= WHAT THIS TASK INVOLVES =
For each record below, write an exact copy.

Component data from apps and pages
------

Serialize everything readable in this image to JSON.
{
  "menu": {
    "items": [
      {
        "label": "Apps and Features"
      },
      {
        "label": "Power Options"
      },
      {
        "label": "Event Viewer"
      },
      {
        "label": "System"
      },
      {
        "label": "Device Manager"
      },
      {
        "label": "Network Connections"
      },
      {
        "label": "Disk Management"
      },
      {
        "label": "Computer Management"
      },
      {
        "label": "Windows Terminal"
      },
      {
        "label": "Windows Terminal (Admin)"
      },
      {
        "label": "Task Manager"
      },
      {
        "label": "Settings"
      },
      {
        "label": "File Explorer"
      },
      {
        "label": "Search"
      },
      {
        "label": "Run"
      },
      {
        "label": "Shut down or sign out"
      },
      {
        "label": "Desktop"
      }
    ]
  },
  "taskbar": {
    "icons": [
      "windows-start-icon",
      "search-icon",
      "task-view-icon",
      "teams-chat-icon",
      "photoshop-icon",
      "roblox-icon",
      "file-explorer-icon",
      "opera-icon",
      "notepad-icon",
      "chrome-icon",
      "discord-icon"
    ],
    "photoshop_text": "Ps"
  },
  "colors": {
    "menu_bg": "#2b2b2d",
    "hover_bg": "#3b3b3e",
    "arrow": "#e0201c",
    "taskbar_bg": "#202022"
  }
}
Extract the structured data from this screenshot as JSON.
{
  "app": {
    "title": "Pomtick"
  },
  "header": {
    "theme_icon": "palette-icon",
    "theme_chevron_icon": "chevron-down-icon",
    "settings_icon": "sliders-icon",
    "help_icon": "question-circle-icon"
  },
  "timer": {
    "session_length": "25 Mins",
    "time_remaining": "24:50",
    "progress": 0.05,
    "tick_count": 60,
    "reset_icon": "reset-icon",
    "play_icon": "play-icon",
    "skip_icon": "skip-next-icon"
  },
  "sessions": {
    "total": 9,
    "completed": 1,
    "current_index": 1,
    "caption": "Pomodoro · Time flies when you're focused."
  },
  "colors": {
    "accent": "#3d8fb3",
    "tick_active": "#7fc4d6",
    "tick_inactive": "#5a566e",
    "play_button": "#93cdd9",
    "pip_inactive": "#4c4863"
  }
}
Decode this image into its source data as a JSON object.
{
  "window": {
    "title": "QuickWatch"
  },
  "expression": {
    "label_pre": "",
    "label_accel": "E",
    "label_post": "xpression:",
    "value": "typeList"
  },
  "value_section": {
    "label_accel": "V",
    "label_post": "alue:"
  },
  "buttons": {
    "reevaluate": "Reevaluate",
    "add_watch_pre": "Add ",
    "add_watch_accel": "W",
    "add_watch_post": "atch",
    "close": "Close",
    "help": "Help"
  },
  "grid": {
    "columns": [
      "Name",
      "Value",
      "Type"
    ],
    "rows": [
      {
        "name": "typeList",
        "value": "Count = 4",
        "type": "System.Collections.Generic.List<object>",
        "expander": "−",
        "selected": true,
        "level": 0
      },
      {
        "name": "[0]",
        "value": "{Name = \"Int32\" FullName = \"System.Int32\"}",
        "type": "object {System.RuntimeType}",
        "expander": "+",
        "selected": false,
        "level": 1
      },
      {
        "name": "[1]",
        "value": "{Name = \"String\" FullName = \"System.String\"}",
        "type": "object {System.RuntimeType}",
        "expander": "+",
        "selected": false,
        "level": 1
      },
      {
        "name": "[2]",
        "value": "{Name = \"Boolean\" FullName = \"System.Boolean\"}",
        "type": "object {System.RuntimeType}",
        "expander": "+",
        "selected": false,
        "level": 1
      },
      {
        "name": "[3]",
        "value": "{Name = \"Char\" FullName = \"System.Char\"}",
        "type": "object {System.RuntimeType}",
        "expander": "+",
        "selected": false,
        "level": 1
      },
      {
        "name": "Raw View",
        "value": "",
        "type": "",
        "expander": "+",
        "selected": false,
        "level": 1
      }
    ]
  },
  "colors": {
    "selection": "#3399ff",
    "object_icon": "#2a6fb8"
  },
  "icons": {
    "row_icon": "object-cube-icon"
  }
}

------

= SOLUTION FOR THIS EXERCISE =
Serialize everything readable in this image to JSON.
{
  "menu": {
    "items": [
      {
        "label": "Apps and Features"
      },
      {
        "label": "Power Options"
      },
      {
        "label": "Event Viewer"
      },
      {
        "label": "System"
      },
      {
        "label": "Device Manager"
      },
      {
        "label": "Network Connections"
      },
      {
        "label": "Disk Management"
      },
      {
        "label": "Computer Management"
      },
      {
        "label": "Windows Terminal"
      },
      {
        "label": "Windows Terminal (Admin)"
      },
      {
        "label": "Task Manager"
      },
      {
        "label": "Settings"
      },
      {
        "label": "File Explorer"
      },
      {
        "label": "Search"
      },
      {
        "label": "Run"
      },
      {
        "label": "Shut down or sign out"
      },
      {
        "label": "Desktop"
      }
    ]
  },
  "taskbar": {
    "icons": [
      "windows-start-icon",
      "search-icon",
      "task-view-icon",
      "teams-chat-icon",
      "photoshop-icon",
      "roblox-icon",
      "file-explorer-icon",
      "opera-icon",
      "notepad-icon",
      "chrome-icon",
      "discord-icon"
    ],
    "photoshop_text": "Ps"
  },
  "colors": {
    "menu_bg": "#2b2b2d",
    "hover_bg": "#3b3b3e",
    "arrow": "#e0201c",
    "taskbar_bg": "#202022"
  }
}
Extract the structured data from this screenshot as JSON.
{
  "app": {
    "title": "Pomtick"
  },
  "header": {
    "theme_icon": "palette-icon",
    "theme_chevron_icon": "chevron-down-icon",
    "settings_icon": "sliders-icon",
    "help_icon": "question-circle-icon"
  },
  "timer": {
    "session_length": "25 Mins",
    "time_remaining": "24:50",
    "progress": 0.05,
    "tick_count": 60,
    "reset_icon": "reset-icon",
    "play_icon": "play-icon",
    "skip_icon": "skip-next-icon"
  },
  "sessions": {
    "total": 9,
    "completed": 1,
    "current_index": 1,
    "caption": "Pomodoro · Time flies when you're focused."
  },
  "colors": {
    "accent": "#3d8fb3",
    "tick_active": "#7fc4d6",
    "tick_inactive": "#5a566e",
    "play_button": "#93cdd9",
    "pip_inactive": "#4c4863"
  }
}
Decode this image into its source data as a JSON object.
{
  "window": {
    "title": "QuickWatch"
  },
  "expression": {
    "label_pre": "",
    "label_accel": "E",
    "label_post": "xpression:",
    "value": "typeList"
  },
  "value_section": {
    "label_accel": "V",
    "label_post": "alue:"
  },
  "buttons": {
    "reevaluate": "Reevaluate",
    "add_watch_pre": "Add ",
    "add_watch_accel": "W",
    "add_watch_post": "atch",
    "close": "Close",
    "help": "Help"
  },
  "grid": {
    "columns": [
      "Name",
      "Value",
      "Type"
    ],
    "rows": [
      {
        "name": "typeList",
        "value": "Count = 4",
        "type": "System.Collections.Generic.List<object>",
        "expander": "−",
        "selected": true,
        "level": 0
      },
      {
        "name": "[0]",
        "value": "{Name = \"Int32\" FullName = \"System.Int32\"}",
        "type": "object {System.RuntimeType}",
        "expander": "+",
        "selected": false,
        "level": 1
      },
      {
        "name": "[1]",
        "value": "{Name = \"String\" FullName = \"System.String\"}",
        "type": "object {System.RuntimeType}",
        "expander": "+",
        "selected": false,
        "level": 1
      },
      {
        "name": "[2]",
        "value": "{Name = \"Boolean\" FullName = \"System.Boolean\"}",
        "type": "object {System.RuntimeType}",
        "expander": "+",
        "selected": false,
        "level": 1
      },
      {
        "name": "[3]",
        "value": "{Name = \"Char\" FullName = \"System.Char\"}",
        "type": "object {System.RuntimeType}",
        "expander": "+",
        "selected": false,
        "level": 1
      },
      {
        "name": "Raw View",
        "value": "",
        "type": "",
        "expander": "+",
        "selected": false,
        "level": 1
      }
    ]
  },
  "colors": {
    "selection": "#3399ff",
    "object_icon": "#2a6fb8"
  },
  "icons": {
    "row_icon": "object-cube-icon"
  }
}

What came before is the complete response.